mining has never been any great source of
national wealth in England; they have always
been royal perquisites and monopolies; but
many curious characters and incidental traits
of the social life and civilisation of that period
may be gathered, and whatever has occupied
the attention and energy of the public is a
matter of interest.

The search after gold has been a prophetic
instinct in all ages; but the hidden treasure
was an open secret which "men's eyes were
held that they should not see" until within
the last few years. There are curious gleanings
of biography amongst these mining
adventurers. Bushel was secretary to Lord
Bacon (who had a great taste for mining), and
the scene of Bushel's labours was in
Monmouthshire, where the mines yielded as much
as two thousand pounds sterling a month
profit.
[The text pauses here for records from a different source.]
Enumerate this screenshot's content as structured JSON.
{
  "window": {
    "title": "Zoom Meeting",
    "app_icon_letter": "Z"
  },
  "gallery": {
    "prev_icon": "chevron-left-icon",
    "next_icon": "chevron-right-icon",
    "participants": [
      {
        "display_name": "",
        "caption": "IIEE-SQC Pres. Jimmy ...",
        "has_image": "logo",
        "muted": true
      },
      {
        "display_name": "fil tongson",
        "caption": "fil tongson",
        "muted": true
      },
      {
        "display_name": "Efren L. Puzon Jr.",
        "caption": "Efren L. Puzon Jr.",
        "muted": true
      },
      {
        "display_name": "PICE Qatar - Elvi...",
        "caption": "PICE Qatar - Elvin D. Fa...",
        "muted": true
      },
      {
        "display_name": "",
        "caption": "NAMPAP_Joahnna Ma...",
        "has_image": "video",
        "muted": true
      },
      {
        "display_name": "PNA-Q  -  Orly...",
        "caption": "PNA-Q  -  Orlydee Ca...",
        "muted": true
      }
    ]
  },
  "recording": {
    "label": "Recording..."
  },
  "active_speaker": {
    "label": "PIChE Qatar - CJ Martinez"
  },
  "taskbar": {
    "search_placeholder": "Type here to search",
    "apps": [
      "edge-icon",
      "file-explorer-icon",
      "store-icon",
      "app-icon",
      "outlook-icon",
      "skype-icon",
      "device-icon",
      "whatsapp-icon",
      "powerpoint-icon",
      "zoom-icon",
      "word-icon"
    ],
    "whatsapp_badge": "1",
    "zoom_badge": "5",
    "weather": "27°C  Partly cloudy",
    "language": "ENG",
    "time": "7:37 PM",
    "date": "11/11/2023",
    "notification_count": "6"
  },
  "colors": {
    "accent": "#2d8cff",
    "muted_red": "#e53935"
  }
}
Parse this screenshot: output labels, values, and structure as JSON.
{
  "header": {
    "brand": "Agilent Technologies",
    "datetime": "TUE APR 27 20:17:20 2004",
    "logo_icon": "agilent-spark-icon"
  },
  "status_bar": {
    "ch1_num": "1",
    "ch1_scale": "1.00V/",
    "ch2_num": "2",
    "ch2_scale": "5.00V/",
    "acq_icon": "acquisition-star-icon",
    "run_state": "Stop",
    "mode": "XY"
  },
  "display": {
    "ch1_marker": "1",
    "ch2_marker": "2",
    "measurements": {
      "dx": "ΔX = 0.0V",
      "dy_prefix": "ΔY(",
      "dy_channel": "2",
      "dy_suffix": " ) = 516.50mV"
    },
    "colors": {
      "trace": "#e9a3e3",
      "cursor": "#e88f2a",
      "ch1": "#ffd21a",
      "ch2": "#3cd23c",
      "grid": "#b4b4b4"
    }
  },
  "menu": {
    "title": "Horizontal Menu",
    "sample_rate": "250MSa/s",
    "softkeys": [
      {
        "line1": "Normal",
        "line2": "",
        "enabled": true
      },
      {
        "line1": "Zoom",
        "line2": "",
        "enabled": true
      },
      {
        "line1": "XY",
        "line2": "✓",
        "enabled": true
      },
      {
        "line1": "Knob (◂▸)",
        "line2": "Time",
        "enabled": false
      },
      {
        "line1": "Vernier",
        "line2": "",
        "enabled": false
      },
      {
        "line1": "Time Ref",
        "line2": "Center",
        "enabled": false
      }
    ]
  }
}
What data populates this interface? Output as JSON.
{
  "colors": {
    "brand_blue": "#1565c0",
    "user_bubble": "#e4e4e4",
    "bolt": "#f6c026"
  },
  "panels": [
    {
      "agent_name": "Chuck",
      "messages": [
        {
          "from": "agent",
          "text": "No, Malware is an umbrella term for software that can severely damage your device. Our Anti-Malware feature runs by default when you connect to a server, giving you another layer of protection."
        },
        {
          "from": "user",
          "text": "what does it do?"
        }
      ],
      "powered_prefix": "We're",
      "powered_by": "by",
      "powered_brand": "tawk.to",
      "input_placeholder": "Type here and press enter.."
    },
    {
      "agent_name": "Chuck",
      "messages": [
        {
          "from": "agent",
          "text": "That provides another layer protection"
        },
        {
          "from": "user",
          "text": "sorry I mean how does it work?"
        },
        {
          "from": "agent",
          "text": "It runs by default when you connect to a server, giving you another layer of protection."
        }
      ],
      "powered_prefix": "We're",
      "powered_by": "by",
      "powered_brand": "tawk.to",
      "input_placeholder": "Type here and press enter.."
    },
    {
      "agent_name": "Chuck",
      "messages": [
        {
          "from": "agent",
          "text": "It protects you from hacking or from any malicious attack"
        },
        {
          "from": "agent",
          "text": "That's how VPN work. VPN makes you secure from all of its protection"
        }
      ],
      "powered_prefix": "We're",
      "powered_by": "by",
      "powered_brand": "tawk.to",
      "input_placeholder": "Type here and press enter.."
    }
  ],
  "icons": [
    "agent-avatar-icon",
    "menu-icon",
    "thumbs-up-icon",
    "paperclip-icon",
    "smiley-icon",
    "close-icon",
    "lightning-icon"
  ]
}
Bushel was a great royalist; and, in
the beginning of the parliamentary wars, he
supplied Charles the First with lead for shot,
and with silver that was coined in Wales;
also he clothed a great body of troops,
advanced a considerable loan, and defended
Lundy Island, of which he was the governor.
Cromwell treated him well; but his mining
speculations languished, and, in the reign of
Charles the Second, he was in prison for
debt, which was the usual way in which
royal gratitude envinced itself in that reign.
He was at length released, and attempted